*Directions for this task:* Where a line of the following data contains the string "účetní", include it in the tally. Report the total alone.

= = =

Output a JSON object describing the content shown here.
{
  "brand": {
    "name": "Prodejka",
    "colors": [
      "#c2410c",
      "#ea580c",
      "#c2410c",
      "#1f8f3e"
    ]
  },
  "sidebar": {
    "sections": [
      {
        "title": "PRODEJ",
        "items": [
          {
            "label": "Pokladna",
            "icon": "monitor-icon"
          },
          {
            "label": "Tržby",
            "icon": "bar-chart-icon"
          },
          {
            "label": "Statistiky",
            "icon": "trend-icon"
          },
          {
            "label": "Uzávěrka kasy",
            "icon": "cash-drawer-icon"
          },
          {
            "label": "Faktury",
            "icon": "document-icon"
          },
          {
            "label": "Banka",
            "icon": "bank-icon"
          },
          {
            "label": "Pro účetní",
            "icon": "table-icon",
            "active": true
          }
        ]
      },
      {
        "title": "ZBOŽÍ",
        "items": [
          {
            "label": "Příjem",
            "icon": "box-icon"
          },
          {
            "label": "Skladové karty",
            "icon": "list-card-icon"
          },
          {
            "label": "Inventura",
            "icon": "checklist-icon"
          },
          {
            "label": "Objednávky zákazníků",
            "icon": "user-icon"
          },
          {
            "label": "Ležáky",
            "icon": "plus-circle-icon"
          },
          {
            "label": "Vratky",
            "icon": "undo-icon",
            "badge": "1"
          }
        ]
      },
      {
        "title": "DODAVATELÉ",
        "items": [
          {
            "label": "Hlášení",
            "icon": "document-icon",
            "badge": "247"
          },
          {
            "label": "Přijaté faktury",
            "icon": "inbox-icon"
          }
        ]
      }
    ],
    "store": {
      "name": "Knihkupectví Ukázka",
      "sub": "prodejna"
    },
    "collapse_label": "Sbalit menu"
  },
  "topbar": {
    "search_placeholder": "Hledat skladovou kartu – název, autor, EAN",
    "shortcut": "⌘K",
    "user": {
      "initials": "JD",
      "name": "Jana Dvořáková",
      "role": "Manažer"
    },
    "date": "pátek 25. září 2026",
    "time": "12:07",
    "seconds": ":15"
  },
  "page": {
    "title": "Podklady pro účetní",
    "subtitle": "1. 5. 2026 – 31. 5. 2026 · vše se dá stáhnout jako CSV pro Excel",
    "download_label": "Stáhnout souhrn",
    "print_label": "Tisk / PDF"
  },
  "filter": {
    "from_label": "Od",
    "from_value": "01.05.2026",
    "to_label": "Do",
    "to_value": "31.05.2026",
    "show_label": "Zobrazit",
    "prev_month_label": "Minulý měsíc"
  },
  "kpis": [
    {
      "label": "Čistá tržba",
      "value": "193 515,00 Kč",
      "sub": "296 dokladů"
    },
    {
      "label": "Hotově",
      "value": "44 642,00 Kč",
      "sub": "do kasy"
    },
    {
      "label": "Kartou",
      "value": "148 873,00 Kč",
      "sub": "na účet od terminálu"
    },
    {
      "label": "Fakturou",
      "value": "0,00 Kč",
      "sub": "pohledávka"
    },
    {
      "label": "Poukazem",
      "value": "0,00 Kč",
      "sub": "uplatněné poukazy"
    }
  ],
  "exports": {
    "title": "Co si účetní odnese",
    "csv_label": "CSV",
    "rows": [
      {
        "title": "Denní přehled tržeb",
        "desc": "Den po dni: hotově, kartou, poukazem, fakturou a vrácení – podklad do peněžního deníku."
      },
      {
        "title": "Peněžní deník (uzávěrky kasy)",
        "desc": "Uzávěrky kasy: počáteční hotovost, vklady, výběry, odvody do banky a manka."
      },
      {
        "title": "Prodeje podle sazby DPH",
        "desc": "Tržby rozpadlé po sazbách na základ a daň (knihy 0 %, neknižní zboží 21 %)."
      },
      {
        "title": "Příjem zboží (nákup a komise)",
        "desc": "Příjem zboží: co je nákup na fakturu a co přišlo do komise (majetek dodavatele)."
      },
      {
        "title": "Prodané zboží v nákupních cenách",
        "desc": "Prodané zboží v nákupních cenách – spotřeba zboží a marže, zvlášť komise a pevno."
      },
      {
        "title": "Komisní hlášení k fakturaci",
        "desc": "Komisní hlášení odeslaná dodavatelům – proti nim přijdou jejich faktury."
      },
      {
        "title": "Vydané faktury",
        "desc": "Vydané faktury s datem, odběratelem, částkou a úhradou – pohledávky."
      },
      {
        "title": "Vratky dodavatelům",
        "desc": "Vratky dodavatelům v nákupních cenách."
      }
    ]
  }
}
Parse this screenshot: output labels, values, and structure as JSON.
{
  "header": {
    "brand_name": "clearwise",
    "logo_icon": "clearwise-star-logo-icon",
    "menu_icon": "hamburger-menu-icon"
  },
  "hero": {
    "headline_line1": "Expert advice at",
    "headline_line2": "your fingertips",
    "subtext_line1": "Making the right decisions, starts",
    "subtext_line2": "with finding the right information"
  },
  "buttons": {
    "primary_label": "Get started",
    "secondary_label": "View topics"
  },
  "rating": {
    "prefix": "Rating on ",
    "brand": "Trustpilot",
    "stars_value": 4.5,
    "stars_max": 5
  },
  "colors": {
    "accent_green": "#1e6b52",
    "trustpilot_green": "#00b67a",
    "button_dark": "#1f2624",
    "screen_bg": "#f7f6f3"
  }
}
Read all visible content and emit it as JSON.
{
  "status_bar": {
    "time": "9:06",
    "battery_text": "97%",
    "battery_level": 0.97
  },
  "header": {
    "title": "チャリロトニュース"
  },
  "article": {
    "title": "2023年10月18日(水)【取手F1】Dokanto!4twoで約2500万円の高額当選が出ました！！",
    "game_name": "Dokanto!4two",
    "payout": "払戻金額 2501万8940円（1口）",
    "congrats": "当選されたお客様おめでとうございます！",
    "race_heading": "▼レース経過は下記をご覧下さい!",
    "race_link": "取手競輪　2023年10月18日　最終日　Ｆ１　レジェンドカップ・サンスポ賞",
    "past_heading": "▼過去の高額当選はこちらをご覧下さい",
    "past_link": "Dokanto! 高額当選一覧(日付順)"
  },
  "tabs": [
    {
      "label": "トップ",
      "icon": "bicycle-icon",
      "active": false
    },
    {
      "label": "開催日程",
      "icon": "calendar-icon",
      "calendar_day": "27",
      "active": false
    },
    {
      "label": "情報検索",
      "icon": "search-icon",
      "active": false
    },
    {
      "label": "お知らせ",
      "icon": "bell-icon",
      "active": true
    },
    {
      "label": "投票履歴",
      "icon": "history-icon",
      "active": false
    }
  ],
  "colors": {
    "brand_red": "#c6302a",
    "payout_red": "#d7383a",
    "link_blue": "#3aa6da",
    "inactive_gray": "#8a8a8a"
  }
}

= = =

*Your response:* 3